Frequently Asked Questions
How Can Coaching Help Me?
A number of benefits are available from participating in coaching. Coaches provide support, problem-solving skills, and enhanced coping strategies for issues such as depression, anxiety, and stress management. Many people also find that coaches create space for personal growth leading to improved interpersonal relationships. Coaches can provide a fresh perspective on a difficult problem or point you in the direction of a solution. The benefits you obtain from coaching depend on how well you use the process and put into practice what you learn.
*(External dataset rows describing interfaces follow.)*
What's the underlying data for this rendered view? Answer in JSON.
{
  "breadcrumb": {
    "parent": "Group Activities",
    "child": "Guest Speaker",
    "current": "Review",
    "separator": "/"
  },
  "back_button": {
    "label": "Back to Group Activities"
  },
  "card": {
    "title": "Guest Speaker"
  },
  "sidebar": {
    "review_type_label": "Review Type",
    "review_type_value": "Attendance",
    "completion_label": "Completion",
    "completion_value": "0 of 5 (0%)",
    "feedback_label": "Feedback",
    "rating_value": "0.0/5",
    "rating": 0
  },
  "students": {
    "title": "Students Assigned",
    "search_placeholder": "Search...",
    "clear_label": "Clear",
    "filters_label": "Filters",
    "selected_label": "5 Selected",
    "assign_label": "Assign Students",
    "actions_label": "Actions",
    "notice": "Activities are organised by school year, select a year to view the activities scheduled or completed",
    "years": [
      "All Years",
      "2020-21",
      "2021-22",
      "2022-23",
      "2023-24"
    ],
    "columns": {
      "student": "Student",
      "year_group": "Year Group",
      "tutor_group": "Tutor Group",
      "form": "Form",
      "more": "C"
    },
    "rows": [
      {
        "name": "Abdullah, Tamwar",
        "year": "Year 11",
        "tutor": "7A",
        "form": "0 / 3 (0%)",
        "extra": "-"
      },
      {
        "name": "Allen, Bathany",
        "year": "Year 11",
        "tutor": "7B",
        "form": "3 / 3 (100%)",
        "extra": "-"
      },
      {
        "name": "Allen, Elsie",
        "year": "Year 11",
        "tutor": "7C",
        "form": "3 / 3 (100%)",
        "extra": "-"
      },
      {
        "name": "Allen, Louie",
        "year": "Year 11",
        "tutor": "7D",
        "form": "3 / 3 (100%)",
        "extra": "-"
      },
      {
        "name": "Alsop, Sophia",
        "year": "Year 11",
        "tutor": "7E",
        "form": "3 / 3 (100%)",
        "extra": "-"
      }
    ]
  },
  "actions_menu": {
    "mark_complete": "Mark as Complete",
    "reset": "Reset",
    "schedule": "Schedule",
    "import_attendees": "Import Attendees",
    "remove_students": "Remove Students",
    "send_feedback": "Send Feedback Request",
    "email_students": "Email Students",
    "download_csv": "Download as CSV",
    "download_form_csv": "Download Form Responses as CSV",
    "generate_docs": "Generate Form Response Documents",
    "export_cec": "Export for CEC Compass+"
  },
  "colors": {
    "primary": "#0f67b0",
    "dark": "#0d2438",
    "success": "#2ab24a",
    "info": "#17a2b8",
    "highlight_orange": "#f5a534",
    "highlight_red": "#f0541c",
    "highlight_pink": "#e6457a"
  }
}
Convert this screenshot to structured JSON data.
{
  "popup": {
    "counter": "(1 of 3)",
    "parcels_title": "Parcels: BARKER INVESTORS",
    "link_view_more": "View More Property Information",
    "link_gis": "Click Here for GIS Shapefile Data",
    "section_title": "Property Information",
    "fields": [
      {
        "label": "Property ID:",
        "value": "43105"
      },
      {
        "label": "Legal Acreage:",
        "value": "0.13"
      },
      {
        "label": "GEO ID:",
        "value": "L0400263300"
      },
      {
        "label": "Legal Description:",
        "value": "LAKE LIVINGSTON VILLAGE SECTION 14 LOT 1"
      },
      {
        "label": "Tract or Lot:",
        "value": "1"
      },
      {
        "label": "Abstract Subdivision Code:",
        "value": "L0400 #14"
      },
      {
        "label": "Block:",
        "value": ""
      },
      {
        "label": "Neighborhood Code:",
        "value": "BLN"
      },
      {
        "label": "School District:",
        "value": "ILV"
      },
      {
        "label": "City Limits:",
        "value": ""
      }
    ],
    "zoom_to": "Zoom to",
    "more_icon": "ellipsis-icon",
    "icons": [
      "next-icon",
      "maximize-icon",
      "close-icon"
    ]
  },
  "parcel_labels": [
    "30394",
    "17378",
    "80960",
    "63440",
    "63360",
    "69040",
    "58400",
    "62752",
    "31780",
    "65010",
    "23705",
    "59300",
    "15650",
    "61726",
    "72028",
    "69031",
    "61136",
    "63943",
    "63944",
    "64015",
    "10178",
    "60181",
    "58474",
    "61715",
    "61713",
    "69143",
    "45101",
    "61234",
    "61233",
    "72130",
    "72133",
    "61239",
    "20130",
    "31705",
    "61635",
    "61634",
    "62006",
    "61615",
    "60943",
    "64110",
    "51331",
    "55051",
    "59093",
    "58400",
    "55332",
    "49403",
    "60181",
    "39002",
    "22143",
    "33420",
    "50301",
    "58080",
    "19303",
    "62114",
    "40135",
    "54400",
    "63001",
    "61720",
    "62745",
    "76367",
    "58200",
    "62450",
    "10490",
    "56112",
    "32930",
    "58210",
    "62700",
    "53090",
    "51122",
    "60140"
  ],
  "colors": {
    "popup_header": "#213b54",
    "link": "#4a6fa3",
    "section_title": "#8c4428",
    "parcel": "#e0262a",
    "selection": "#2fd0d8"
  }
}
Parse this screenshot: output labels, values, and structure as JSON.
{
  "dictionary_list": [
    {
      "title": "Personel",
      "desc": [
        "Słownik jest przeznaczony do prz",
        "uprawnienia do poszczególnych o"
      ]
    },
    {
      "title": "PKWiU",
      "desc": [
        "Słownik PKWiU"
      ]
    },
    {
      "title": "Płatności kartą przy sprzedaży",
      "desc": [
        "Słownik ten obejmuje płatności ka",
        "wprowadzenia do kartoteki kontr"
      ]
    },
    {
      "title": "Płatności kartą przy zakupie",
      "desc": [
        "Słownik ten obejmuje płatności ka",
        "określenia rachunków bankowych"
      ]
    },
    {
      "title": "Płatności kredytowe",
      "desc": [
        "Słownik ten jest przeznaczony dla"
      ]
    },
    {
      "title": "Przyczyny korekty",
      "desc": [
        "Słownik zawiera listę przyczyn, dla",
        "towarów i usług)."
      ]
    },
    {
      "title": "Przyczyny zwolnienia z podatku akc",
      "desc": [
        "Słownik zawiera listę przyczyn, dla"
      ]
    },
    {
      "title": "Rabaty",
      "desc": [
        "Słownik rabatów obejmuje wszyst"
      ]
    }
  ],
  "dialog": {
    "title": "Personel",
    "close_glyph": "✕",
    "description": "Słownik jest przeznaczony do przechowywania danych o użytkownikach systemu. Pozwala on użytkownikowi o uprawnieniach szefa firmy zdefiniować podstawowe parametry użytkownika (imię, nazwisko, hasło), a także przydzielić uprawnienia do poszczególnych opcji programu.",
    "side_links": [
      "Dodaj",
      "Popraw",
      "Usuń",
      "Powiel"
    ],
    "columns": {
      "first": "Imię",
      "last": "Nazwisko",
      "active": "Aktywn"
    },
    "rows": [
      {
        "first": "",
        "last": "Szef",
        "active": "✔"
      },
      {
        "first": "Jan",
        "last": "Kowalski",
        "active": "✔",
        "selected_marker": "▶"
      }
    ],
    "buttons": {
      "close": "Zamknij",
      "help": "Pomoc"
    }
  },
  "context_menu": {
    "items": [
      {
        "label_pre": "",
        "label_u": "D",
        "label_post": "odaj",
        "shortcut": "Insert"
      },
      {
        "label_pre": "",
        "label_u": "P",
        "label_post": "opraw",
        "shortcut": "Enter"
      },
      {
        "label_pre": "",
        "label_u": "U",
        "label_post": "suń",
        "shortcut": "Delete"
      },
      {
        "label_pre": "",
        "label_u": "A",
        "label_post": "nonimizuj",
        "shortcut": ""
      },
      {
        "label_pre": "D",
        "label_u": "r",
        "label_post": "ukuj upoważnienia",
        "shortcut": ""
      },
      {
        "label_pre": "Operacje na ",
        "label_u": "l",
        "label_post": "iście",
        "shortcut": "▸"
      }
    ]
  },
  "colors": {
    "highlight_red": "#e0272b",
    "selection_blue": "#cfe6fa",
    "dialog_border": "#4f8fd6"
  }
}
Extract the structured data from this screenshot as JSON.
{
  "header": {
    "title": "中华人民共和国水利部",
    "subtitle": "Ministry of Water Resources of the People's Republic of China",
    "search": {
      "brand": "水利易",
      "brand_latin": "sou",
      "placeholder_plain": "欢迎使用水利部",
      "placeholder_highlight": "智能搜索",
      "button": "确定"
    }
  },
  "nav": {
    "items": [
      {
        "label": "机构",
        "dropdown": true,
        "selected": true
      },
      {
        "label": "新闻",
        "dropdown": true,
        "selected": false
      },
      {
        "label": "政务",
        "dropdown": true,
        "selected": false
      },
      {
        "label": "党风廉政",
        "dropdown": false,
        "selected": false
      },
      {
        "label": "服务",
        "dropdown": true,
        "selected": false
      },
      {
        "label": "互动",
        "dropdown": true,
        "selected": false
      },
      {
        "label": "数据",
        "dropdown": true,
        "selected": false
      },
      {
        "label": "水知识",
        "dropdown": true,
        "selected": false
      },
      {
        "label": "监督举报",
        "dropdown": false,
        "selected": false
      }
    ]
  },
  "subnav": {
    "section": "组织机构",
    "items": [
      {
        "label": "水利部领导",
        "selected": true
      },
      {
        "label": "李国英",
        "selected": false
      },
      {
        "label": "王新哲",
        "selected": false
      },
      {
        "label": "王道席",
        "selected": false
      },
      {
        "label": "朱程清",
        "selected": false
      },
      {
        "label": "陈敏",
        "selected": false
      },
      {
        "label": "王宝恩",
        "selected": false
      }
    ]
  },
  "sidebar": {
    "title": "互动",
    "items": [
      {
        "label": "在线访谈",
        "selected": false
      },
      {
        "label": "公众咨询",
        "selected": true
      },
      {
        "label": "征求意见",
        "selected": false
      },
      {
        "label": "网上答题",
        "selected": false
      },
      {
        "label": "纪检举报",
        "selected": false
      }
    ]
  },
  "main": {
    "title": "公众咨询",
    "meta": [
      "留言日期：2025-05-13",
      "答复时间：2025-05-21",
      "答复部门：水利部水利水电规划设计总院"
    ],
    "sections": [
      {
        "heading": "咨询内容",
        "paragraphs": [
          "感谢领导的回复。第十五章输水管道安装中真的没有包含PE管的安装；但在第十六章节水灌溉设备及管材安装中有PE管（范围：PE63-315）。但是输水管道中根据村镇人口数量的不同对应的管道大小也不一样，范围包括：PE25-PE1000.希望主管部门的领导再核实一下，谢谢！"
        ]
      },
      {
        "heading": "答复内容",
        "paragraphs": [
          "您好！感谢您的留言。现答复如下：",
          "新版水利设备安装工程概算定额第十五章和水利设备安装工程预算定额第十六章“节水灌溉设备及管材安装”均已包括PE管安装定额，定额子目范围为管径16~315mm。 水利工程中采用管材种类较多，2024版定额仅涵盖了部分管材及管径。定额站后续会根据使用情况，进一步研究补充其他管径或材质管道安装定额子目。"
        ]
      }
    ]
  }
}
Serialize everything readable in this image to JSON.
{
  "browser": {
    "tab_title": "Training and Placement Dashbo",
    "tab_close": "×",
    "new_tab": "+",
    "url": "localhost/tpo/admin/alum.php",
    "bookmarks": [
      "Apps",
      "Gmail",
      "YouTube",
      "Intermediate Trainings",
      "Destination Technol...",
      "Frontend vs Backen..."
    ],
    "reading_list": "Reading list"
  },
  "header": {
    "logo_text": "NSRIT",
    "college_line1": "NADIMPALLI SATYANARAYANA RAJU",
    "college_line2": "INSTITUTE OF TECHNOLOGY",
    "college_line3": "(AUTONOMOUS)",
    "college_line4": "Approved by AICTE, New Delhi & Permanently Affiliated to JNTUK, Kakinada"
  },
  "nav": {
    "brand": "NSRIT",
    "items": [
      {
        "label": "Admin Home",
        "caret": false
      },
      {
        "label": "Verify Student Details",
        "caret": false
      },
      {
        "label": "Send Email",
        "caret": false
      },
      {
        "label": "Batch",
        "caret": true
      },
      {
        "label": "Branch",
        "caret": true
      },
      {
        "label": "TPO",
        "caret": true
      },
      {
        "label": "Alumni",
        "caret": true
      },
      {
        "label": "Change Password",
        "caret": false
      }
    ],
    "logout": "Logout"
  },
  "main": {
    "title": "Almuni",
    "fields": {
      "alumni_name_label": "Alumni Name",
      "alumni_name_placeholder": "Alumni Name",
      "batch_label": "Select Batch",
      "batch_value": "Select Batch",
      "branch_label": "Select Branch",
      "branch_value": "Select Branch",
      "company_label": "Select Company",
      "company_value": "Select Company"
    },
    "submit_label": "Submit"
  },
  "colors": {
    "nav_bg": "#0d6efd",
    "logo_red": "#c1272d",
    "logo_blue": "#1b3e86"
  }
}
Some of the benefits available from coaching include:
- Attaining a better understanding of yourself, your goals and values
- Developing skills for improving your relationships
- Finding resolution to the issues or concerns that led you to seek coaching
- Learning new ways to cope with stress and anxiety
- Managing anger, grief, depression, and other emotional pressures
- Improving communications and listening skills
- Changing old behavior patterns and developing new ones
- Discovering new ways to solve problems in your family or marriage
- Improving your self-esteem and boosting self-confidence
What is Coaching Like?
People seeking coaching are ready to make positive changes in their lives, are open to new perspectives, and take responsibility for their lives. Each person has different issues and goals for coaching. In general, you can expect to discuss the current events happening in your life, your career, and personal history relevant to your issue. We discuss goals and report progress (or any new insights gained) from the previous coaching session. Depending on your specific needs, coaching contacts for typically three to four months with weekly sessions scheduled. One hour is allotted per session with occasional sessions shorter. Coaches hold you accountable and provide insight into your progress.
Group coaching aligns you with 5-7 other individuals of the same medical profession. The sessions are scheduled twice a month for an hour and a half. The best choice date and time for the group are selected. Within the session, you will share individually, be paired for discussion, and given guidance to create goals. Progress toward your individual needs is supported by the group and the magic is in the sharing and recognition that you are not alone. This broken medical system is straining everyone and participating in coaching is self-protective.
It is important to understand that you will get more results from coaching if you actively participate in the process. The ultimate purpose of coaching is to bring what you learn in sessions back into your life. Beyond the coaching sessions, I may suggest some things you can do outside of sessions to support your growth – such as reading a pertinent book, journaling on specific topics, noting particular behaviors, or taking action on your goals.
Together we find your joy and purpose in the broken healthcare system.
Do You Take Insurance, and How Does That Work?
Insurance-blasurance. No, I do not work for insurance payment. You may want to present your receipts to your insurer or employer for possible reimbursement.
How Confidential is Coaching?
Confidentiality is one of the most important components of coaching. Successful coaching requires a high degree of trust with highly sensitive subject matter that is usually not openly discussed. You will be provided a written copy of my confidential disclosure agreement and you can expect that what you discuss in session will not be shared with anyone.
Group sessions are started with each participant agreeing to confidentiality for the entire group and all that is shared. As Medical Professionals this is the same privilege you give to your patients. We extend this privacy to each other in a group setting and agree to it in writing.
However, state law and professional ethics require coaches to maintain confidentiality except for the following situations:
- Suspected past or present abuse or neglect of children, adults, and elders requires coaches to report to the authorities, including Child Protection and law enforcement, based on information provided by the client or collateral sources.
- If the therapist has reason to suspect the client is seriously in danger of harming him/herself or has threatened to harm another person.